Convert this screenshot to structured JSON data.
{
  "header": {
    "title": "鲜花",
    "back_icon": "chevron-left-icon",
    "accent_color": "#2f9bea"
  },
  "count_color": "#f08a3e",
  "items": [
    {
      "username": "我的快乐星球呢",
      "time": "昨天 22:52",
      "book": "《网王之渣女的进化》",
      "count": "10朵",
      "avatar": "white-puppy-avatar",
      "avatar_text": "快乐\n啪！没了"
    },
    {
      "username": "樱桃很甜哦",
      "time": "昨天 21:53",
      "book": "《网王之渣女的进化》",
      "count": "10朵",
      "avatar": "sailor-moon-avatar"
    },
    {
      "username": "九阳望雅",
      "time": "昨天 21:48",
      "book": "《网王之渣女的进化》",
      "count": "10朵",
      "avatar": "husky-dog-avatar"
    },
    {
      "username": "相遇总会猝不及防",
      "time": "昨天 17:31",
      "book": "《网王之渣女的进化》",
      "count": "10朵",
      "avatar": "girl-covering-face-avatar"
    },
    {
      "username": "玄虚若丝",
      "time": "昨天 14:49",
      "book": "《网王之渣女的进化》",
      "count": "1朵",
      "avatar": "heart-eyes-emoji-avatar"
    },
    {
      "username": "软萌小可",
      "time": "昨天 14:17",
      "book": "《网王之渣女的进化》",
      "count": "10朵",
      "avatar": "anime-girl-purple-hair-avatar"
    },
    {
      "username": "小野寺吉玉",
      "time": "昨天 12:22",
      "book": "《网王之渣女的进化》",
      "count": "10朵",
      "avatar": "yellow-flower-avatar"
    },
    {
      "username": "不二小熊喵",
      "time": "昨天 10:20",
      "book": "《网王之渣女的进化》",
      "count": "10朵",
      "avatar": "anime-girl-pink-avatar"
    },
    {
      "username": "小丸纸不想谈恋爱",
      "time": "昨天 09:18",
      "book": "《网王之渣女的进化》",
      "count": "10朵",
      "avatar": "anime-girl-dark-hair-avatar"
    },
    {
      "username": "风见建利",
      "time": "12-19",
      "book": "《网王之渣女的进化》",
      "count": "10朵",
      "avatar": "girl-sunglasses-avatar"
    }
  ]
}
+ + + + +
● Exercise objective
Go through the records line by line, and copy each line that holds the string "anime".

● Solution to this task
      "avatar": "anime-girl-purple-hair-avatar"
      "avatar": "anime-girl-pink-avatar"
      "avatar": "anime-girl-dark-hair-avatar"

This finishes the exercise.